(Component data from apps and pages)
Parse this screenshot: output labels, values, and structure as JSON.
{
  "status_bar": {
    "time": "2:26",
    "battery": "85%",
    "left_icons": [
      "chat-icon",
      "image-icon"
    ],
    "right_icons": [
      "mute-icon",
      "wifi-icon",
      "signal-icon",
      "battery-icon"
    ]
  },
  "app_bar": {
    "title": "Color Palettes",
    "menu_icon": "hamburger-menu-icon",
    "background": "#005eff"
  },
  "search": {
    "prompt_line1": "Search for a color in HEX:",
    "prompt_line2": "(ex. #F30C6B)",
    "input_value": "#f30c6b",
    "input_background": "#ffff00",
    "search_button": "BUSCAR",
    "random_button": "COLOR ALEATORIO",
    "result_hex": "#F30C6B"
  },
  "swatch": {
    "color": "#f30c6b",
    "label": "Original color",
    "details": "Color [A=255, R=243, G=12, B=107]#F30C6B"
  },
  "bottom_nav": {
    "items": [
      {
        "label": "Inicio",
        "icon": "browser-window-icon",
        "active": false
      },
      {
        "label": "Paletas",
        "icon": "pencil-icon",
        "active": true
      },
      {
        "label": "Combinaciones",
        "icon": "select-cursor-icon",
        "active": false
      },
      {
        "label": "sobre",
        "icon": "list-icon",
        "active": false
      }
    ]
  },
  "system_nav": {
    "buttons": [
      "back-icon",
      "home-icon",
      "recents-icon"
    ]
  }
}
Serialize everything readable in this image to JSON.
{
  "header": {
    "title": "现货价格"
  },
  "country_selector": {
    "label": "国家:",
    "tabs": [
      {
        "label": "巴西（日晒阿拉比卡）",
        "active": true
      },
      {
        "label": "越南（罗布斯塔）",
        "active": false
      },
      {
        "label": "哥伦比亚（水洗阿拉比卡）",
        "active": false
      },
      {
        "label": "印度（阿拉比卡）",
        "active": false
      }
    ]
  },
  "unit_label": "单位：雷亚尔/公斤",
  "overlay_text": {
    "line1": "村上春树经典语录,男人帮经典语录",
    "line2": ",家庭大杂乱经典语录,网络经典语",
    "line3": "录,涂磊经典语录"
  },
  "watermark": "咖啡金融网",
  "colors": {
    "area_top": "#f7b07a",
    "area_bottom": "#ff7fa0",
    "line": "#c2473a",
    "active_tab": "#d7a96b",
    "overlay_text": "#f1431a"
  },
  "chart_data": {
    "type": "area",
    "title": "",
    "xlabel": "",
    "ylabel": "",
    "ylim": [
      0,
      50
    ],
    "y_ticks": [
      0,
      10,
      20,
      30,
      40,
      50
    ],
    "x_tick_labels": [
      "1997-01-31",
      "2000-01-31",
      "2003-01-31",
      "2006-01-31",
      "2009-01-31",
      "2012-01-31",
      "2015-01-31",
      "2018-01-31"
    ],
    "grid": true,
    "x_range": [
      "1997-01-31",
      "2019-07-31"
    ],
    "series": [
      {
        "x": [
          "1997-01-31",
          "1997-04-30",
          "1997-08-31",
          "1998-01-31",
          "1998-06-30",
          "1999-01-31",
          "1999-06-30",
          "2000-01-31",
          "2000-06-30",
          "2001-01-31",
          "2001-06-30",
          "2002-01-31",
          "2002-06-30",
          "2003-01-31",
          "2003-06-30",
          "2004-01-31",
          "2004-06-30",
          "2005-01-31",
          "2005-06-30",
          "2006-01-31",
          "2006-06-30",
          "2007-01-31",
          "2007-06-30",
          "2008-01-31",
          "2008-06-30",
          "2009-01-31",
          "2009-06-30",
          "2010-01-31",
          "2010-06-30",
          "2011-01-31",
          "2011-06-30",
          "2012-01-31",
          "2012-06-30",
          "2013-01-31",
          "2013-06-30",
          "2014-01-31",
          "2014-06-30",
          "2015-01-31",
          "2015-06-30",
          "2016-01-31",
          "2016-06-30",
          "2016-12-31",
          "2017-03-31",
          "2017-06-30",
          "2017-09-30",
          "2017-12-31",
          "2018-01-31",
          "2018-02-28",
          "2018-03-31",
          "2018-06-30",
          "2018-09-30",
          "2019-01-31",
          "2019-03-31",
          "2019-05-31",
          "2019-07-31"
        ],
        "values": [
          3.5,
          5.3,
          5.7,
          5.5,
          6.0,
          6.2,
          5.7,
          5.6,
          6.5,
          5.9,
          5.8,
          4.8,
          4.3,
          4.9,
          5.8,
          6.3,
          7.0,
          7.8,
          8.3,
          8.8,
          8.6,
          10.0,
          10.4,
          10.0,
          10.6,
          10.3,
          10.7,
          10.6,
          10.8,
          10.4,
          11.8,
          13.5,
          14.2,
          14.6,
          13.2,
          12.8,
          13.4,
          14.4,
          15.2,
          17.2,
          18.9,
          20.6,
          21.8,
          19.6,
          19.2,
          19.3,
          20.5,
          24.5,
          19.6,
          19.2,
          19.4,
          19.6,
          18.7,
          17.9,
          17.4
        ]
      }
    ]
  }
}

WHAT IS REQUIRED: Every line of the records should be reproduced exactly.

ANSWER TO THIS TASK:
Parse this screenshot: output labels, values, and structure as JSON.
{
  "status_bar": {
    "time": "2:26",
    "battery": "85%",
    "left_icons": [
      "chat-icon",
      "image-icon"
    ],
    "right_icons": [
      "mute-icon",
      "wifi-icon",
      "signal-icon",
      "battery-icon"
    ]
  },
  "app_bar": {
    "title": "Color Palettes",
    "menu_icon": "hamburger-menu-icon",
    "background": "#005eff"
  },
  "search": {
    "prompt_line1": "Search for a color in HEX:",
    "prompt_line2": "(ex. #F30C6B)",
    "input_value": "#f30c6b",
    "input_background": "#ffff00",
    "search_button": "BUSCAR",
    "random_button": "COLOR ALEATORIO",
    "result_hex": "#F30C6B"
  },
  "swatch": {
    "color": "#f30c6b",
    "label": "Original color",
    "details": "Color [A=255, R=243, G=12, B=107]#F30C6B"
  },
  "bottom_nav": {
    "items": [
      {
        "label": "Inicio",
        "icon": "browser-window-icon",
        "active": false
      },
      {
        "label": "Paletas",
        "icon": "pencil-icon",
        "active": true
      },
      {
        "label": "Combinaciones",
        "icon": "select-cursor-icon",
        "active": false
      },
      {
        "label": "sobre",
        "icon": "list-icon",
        "active": false
      }
    ]
  },
  "system_nav": {
    "buttons": [
      "back-icon",
      "home-icon",
      "recents-icon"
    ]
  }
}
Serialize everything readable in this image to JSON.
{
  "header": {
    "title": "现货价格"
  },
  "country_selector": {
    "label": "国家:",
    "tabs": [
      {
        "label": "巴西（日晒阿拉比卡）",
        "active": true
      },
      {
        "label": "越南（罗布斯塔）",
        "active": false
      },
      {
        "label": "哥伦比亚（水洗阿拉比卡）",
        "active": false
      },
      {
        "label": "印度（阿拉比卡）",
        "active": false
      }
    ]
  },
  "unit_label": "单位：雷亚尔/公斤",
  "overlay_text": {
    "line1": "村上春树经典语录,男人帮经典语录",
    "line2": ",家庭大杂乱经典语录,网络经典语",
    "line3": "录,涂磊经典语录"
  },
  "watermark": "咖啡金融网",
  "colors": {
    "area_top": "#f7b07a",
    "area_bottom": "#ff7fa0",
    "line": "#c2473a",
    "active_tab": "#d7a96b",
    "overlay_text": "#f1431a"
  },
  "chart_data": {
    "type": "area",
    "title": "",
    "xlabel": "",
    "ylabel": "",
    "ylim": [
      0,
      50
    ],
    "y_ticks": [
      0,
      10,
      20,
      30,
      40,
      50
    ],
    "x_tick_labels": [
      "1997-01-31",
      "2000-01-31",
      "2003-01-31",
      "2006-01-31",
      "2009-01-31",
      "2012-01-31",
      "2015-01-31",
      "2018-01-31"
    ],
    "grid": true,
    "x_range": [
      "1997-01-31",
      "2019-07-31"
    ],
    "series": [
      {
        "x": [
          "1997-01-31",
          "1997-04-30",
          "1997-08-31",
          "1998-01-31",
          "1998-06-30",
          "1999-01-31",
          "1999-06-30",
          "2000-01-31",
          "2000-06-30",
          "2001-01-31",
          "2001-06-30",
          "2002-01-31",
          "2002-06-30",
          "2003-01-31",
          "2003-06-30",
          "2004-01-31",
          "2004-06-30",
          "2005-01-31",
          "2005-06-30",
          "2006-01-31",
          "2006-06-30",
          "2007-01-31",
          "2007-06-30",
          "2008-01-31",
          "2008-06-30",
          "2009-01-31",
          "2009-06-30",
          "2010-01-31",
          "2010-06-30",
          "2011-01-31",
          "2011-06-30",
          "2012-01-31",
          "2012-06-30",
          "2013-01-31",
          "2013-06-30",
          "2014-01-31",
          "2014-06-30",
          "2015-01-31",
          "2015-06-30",
          "2016-01-31",
          "2016-06-30",
          "2016-12-31",
          "2017-03-31",
          "2017-06-30",
          "2017-09-30",
          "2017-12-31",
          "2018-01-31",
          "2018-02-28",
          "2018-03-31",
          "2018-06-30",
          "2018-09-30",
          "2019-01-31",
          "2019-03-31",
          "2019-05-31",
          "2019-07-31"
        ],
        "values": [
          3.5,
          5.3,
          5.7,
          5.5,
          6.0,
          6.2,
          5.7,
          5.6,
          6.5,
          5.9,
          5.8,
          4.8,
          4.3,
          4.9,
          5.8,
          6.3,
          7.0,
          7.8,
          8.3,
          8.8,
          8.6,
          10.0,
          10.4,
          10.0,
          10.6,
          10.3,
          10.7,
          10.6,
          10.8,
          10.4,
          11.8,
          13.5,
          14.2,
          14.6,
          13.2,
          12.8,
          13.4,
          14.4,
          15.2,
          17.2,
          18.9,
          20.6,
          21.8,
          19.6,
          19.2,
          19.3,
          20.5,
          24.5,
          19.6,
          19.2,
          19.4,
          19.6,
          18.7,
          17.9,
          17.4
        ]
      }
    ]
  }
}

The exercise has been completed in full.